In the previews, you hear Hiccup comment, “everything we know about them is wrong” in reference to the dragons. So, if dragons are really nice critters that feed on mostly fish what in the world are they doing burning down his village every week and stealing sheep? Well, the answer to that is one of the big reveals of the movie and it is left in question for quite some time before it’s answered. If I have a fault with the movie, it isn’t the reveal itself, which was handled nicely and was unexpected, but the sequence in which they eventually do something about it.

The movie itself was fun and engaging, but really it was worth watching for Toothless alone. The dragon has the charisma and demeanor of a giant, exuberant kitten. He’s a joy to watch—his facial expressions and movements relay his emotions easily and his eyes are very well done with realistic irises. You can find details in nearly every shot.

Overall, I give the movie an A, pretty much on the basis of the fact that I would pay to watch it again.

12 comments to Manekochan @ the Movies: How to Train Your Dragon

  • Grenadier

    Toothless reminds me of a Bulbasaur. That’s why I want to see this movie.

    • manekochan

      Once I found out that Chris Sanders of Lilo and Stitch was attached to the movie I started to see the resemblance to Stitch. I can see a little Bulbasaur in him, too.

  • Thanks for dumping on 3D. If more reviewers would be this honest about the gimmick we might get over it and move on sooner. Like we did the last 3 times studios have tried to push the crap.

    • manekochan

      It just isn’t worth it to me and I don’t like the static shots with characters on separate planes. It messes with my head. I wouldn’t mind seeing this one in 3D to compare, though.

  • AdventureVault

    I have to admit, this movie was pretty damned good.

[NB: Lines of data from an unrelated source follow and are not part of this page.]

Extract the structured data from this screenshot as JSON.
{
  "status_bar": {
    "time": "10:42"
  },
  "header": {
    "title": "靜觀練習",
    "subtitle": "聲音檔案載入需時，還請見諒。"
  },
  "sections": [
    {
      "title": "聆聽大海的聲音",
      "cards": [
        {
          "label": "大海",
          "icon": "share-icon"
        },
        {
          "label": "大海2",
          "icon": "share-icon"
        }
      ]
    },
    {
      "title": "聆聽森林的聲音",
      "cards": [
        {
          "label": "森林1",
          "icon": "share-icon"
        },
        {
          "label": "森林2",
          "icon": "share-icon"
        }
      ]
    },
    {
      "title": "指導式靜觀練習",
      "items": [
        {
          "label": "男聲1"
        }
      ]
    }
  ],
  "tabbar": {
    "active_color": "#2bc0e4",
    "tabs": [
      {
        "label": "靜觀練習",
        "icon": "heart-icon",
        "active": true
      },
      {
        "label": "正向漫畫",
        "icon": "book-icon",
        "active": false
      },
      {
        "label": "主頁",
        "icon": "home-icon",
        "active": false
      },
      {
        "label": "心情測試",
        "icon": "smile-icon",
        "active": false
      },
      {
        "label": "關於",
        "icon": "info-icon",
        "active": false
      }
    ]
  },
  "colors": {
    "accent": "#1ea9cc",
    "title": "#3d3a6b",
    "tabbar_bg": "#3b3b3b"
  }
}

Probably the best thing Dreamworks has put out since the first Shrek.

  • I agree, I saw a trailer and was like this should be good but after seeing it I was fairly impressed at how nice the movie is.

  • Blacklighter

    I’m not the biggest fan of 3D, but anyone seeing this in 2D is really missing out. I’ve seen both and the 3D conveys the excitement and danger of riding the dragon better than the 2D version. The 3D here is better than in Avatar.

  • dayraven

    if you’d pay to see it again maneko, i’d seeit in #D… just as a “compare and contrast” review. i wouldn’t advocate this in every film, but in this one… i think it’d be interesting.

    • manekochan

      I’ve thought about it. I like it enough to go watch it again even at the higher price. We’ll probably get Noisy and Sil in on it, too. ^^

  • BiParmesan

    Modern 3D is much more advanced then the 3D of old. I think it can stay around if the prices come down. It really depends on how they handle the movies it is used in though. If there are more like this and Avatar and less with gimmicks where things are thrown at you, I think it could be around permanently.

    • Boy I hope not. My mind, and the minds of most of those I hang with, won’t except the illusion. We see a flat screen in front of us and just start counting the cells that make up the image. Avatar was interesting but still a big headache and Alice was a complete waste of money. I’ll stick with 2D thank you and if it does hang around I’ll just have more money for Action Figures.